Whale is full of vivid characters. In some ways, it's too vivid, and there are too many characters. It's bewildering at times, though eventually I think I grasped who they were and how they related to one another. Very poetic passages describe the inner life of characters -- for example, man who loses his vision because of cataracts:
"Though he couldn’t see, memories would often unspool panoramically before him, without any order. It was like looking through a photo album that had recorded his life, from his earliest memory to just before he lost his eyesight. He saw beautiful and peaceful scenes from his childhood, terrible suffering from the battlefield, unfamiliar, foreign sights from when he worked at a brickyard in China, the faces of his family that broke his heart every time, himself making love with Geumbok under the willow tree, the lonely long winters when he stayed at Nambaran all alone—all the joys and sorrows of his life" (Whale, p. 233).
Whale seems to cover social history, but I was never sure because I'm unfamiliar with the history of Korea. Here's an example:one of the central characters, Geumbok, first tries coffee, which seems to her to be a type of tea. This encounter led her to love to drink coffee, and eventually to make a lot of money running a café.
"One day, the man with the scar took Geumbok to a café next to the theater.

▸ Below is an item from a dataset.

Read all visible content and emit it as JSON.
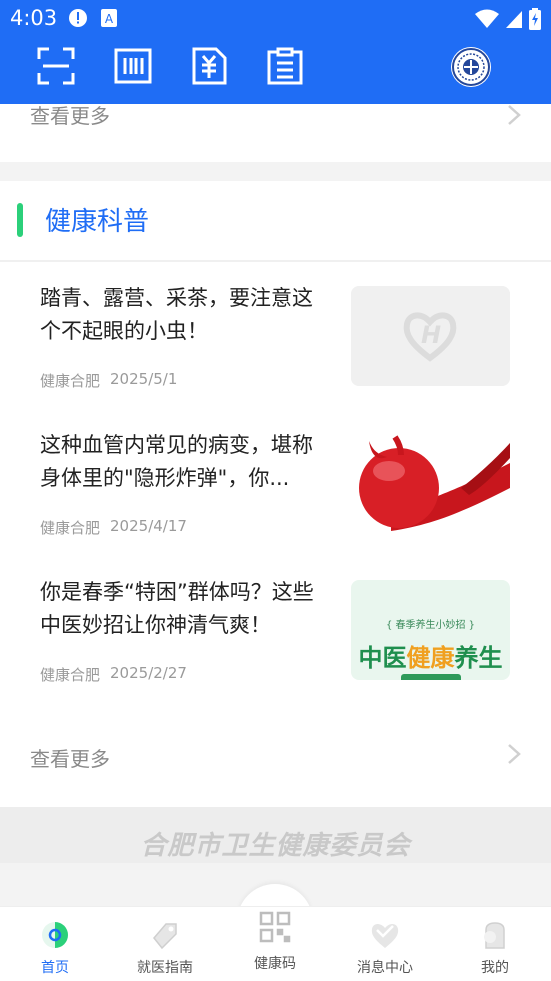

He ordered tea that was arrowroot-black. She took a sip and spat it out immediately; it was too bitter.
"'What is this?'
""This is coffee. If it’s too bitter you can put some sugar in it. Like this.'
"He smiled. It wasn’t too bad once she sweetened it. It was fairly delicious, actually, and after a few sips she fell in love with the taste of coffee. The bitterness that spread on the tip of her tongue and dissipated as it left behind a clean, lingering flavor, the scent that seemed to contain an elegant secret in its sourness—she was reminded of the smell of the wind that blew from the south long ago as she sat on the hill in her hometown.
"From then on she went frequently to the café for coffee. She wondered what it was made of to give the drink such a mysterious taste, and soon learned it came from beans that looked like grains of barley but were as large as peas." (Whale, pp. 85-86).
Whale is also a very brutal book, full of extreme cruelty and torture, especially during the long time when an important character named Chunhui (Geumbok's daughter) is in prison. Giving too much detail (as far as I'm concerned), the author depicts the unspeakable actions of a vicious prison guard and some of the other prisoners. Chunhui is mute, and unable to understand what is happening to her. Several brutal murders and other types of abuse are also part of the plot. This cruelty may be an essential element of the allegory except that I don't know what the allegory is about.
Despite all my doubts and confusions, I got to like the narrative of this novel, and eventually felt that the very strange characters (ALL of them strange) were reasonably relatable. There's Chunhui, a huge woman who can't speak a human language but can communicate with an elephant named Jumbo? OK. There are a couple of entrepreneurs who become rich and meet their fates in very odd ways? OK. There are a pair of twins who exchange identities so much that they don't know which one is the elder and which one is the younger? OK. And more, of course.
The author also has a particular quirk, which I got used to, and eventually liked: he summarizes a situation by saying "this was the law of..." For example: "Taciturn John Wayne calmly killed the Indians one by one, who collapsed like deer. This was the law of Westerns." (Whale, pp. 87-88).
It takes a long time for the essential nature of this novel to emerge, but ultimately, I felt like it was worth the effort it took me to read it.